Deadline for final version of essay: August 15, 2011

Please e‐mail your materials to both editors:

Cori Crane, Asst. Professor ( & Carl Niekerk, Assoc. Professor ( Department of Germanic Languages and Literatures, University of Illinois at Urbana‐Champaign 2090 Foreign Language Building, 707 S. Mathews Ave, Urbana, IL 61801

Discover the Republic of Georgia Tours, Summer 2010

Several tour dates are approaching, including the Discover Georgia Tour, starting July 1st, Tao-Klarjeti (July 14th), Vardzia-Batumi (July 27th), and Svaneti (August 6th). See for more details.

The Discover Georgia Tour
July 1st – 11th:

In our fifth season, the Discover Georgia Tour routinely draws an eclectic group of world travelers pursuing individual interests in religious history, architecture, viticulture, music, linguistics, and other subjects.

This year the new itinerary, will take tour participants through southern Georgia to visit the 12th century cave city of Vardzia that was once on the pilgrimage route from Cappadocia to Bodbe Convent, the Gelati Cathedral in West-Central Georgia, as well as familiar points of interest in Eastern Georgia where the thirteen 6th century Assyrian Fathers first established Christian monasticism.

Please contact the organizers (John A Graham, Luarsab Togonidze) immediately for more information. For the detailed 2010 Tour Itinerary, Reviews, Photos, and Application, visit our website here:

Teach and Learn with Georgia: English speakers wanted for 6-12 month teaching positions in Georgia

The Republic of Georgia is recruiting English speakers to help teach English through the project “Teach and Learn with Georgia”. They are offering benefits of housing and living accommodations; medical insurance; round-trip tickets for work related travels and a vacation; and a 500 lari monthly per diem.

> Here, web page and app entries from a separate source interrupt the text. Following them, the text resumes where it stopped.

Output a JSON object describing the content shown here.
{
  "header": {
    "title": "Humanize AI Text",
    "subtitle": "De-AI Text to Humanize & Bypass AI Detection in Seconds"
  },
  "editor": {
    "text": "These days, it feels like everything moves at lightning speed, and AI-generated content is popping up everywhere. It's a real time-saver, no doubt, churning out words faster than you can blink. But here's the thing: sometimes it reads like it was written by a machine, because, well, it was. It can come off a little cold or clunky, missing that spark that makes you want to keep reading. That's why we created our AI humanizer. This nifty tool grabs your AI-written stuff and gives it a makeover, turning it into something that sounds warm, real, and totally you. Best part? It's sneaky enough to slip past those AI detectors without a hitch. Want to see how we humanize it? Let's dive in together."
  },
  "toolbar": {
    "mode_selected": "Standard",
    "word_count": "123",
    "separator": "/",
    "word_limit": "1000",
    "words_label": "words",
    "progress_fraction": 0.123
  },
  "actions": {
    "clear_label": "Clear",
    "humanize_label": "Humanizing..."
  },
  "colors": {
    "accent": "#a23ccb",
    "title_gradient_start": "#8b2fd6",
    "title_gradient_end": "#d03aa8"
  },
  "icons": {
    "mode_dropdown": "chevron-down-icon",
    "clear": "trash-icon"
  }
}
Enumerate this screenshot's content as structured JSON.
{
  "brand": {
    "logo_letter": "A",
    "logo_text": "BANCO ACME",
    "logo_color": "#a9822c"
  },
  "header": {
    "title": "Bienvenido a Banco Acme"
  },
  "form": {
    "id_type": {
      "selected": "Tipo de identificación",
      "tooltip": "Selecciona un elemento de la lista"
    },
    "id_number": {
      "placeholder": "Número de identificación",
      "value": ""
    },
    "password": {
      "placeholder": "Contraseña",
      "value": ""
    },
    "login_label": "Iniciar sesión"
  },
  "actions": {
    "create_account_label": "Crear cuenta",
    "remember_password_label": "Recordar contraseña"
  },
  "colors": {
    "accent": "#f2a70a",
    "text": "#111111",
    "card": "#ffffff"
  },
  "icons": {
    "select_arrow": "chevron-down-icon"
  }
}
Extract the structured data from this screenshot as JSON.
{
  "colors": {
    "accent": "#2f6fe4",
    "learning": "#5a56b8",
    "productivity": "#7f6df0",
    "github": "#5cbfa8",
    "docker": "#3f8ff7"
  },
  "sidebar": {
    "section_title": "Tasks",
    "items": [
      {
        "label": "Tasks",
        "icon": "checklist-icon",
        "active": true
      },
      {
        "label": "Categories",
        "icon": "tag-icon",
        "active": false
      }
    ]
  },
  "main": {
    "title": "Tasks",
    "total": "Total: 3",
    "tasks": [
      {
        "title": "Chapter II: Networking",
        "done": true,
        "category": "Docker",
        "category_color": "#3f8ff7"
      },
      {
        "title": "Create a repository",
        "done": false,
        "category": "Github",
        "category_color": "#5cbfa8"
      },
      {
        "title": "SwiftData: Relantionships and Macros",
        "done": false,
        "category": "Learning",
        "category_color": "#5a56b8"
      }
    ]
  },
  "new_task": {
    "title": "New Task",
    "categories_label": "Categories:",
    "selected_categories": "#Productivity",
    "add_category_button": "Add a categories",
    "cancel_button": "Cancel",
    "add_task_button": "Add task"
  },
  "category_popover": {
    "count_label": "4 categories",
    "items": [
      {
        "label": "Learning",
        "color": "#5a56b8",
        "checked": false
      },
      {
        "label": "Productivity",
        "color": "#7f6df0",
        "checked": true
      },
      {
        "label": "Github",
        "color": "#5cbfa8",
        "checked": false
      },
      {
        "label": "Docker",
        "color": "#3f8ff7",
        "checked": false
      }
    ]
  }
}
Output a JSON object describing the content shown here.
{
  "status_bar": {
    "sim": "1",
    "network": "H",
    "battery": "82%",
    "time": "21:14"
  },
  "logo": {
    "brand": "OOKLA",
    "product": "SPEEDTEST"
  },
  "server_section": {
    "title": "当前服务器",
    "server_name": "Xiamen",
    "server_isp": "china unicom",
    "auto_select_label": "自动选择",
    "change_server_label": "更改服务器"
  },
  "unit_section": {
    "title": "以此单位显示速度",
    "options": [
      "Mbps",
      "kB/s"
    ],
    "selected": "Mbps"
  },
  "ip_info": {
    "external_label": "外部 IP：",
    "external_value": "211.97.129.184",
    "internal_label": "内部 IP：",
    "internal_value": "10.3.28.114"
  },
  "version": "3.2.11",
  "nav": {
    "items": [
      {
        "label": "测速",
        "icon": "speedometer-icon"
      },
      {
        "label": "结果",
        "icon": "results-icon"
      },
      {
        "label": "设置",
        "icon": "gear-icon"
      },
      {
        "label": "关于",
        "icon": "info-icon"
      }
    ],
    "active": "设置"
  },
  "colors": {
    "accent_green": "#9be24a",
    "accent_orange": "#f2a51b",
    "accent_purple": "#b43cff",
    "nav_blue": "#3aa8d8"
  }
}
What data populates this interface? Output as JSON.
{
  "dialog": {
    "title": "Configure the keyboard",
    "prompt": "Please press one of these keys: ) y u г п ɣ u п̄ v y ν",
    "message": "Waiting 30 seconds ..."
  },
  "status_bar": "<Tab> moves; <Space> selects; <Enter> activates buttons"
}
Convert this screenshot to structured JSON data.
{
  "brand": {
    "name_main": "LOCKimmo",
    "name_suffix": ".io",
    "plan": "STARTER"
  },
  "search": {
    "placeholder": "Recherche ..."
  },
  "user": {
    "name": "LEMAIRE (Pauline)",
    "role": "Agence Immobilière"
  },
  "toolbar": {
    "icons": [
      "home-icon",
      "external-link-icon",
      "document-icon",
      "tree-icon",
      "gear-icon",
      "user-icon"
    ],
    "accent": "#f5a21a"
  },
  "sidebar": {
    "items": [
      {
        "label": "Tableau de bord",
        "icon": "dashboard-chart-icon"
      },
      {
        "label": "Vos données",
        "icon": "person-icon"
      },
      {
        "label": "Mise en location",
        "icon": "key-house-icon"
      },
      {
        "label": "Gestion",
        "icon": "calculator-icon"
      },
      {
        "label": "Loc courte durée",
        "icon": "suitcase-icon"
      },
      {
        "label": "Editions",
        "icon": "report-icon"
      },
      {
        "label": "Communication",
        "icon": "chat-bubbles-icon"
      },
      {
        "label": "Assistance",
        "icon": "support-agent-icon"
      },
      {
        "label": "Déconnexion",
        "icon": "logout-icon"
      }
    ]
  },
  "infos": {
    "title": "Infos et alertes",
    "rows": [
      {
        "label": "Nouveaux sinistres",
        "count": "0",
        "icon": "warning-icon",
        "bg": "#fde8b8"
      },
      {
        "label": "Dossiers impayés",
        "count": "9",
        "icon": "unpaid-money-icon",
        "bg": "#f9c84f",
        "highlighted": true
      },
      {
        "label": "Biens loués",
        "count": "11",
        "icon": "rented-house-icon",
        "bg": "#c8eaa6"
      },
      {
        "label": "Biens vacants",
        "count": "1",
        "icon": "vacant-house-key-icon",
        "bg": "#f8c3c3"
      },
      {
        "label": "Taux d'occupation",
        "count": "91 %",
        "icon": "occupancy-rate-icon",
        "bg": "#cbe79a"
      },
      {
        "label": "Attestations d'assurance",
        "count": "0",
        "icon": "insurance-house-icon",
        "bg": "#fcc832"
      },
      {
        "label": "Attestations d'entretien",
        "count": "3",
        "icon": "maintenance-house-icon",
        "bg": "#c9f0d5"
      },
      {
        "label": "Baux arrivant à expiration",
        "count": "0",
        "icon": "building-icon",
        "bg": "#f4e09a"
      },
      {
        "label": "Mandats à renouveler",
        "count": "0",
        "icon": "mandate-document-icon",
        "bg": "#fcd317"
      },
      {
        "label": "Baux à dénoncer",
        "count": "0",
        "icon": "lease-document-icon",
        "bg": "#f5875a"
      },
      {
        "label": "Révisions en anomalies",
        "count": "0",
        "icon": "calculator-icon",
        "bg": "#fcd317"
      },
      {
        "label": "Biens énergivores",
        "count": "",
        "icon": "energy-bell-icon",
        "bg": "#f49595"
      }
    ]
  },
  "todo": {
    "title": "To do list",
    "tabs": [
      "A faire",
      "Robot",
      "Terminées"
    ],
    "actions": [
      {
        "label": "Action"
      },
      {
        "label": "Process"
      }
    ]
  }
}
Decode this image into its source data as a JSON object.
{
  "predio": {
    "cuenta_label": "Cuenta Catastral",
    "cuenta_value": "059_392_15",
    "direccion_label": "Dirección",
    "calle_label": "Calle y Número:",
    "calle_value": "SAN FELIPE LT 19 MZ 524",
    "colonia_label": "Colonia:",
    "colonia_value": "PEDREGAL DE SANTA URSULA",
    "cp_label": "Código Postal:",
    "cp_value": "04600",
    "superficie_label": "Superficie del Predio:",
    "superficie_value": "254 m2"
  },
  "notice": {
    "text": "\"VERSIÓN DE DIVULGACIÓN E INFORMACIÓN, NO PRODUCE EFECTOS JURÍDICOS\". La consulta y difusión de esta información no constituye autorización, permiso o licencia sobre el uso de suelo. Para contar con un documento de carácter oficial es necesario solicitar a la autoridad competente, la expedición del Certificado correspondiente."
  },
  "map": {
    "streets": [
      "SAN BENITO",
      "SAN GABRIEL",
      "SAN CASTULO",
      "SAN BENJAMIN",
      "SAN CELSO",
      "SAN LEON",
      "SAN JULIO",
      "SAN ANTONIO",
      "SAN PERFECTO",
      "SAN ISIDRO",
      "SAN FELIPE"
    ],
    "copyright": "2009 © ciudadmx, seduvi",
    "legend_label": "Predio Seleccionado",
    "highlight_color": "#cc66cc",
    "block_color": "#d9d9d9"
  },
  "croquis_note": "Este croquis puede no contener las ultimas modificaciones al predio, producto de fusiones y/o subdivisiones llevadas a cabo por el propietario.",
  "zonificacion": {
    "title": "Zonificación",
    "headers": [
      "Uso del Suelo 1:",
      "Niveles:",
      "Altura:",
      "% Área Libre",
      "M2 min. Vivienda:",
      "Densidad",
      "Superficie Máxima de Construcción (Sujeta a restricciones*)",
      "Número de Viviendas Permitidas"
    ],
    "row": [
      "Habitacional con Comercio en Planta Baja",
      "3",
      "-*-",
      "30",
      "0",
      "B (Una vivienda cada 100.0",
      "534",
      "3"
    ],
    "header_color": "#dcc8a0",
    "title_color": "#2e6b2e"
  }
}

Teachers will stay in Georgia for 6-12 months with the once in a life-time opportunity of helping Georgian children learn the English language and thus influencing their lives; become familiarized with amazing Georgian customs and traditions by living in local families; experience unique Georgian folklore and cuisine by socializing with local communities and if willing, learn the Georgian language, one of the oldest and most unique languages of the world.

For more information please contact Jason DuPont at or visit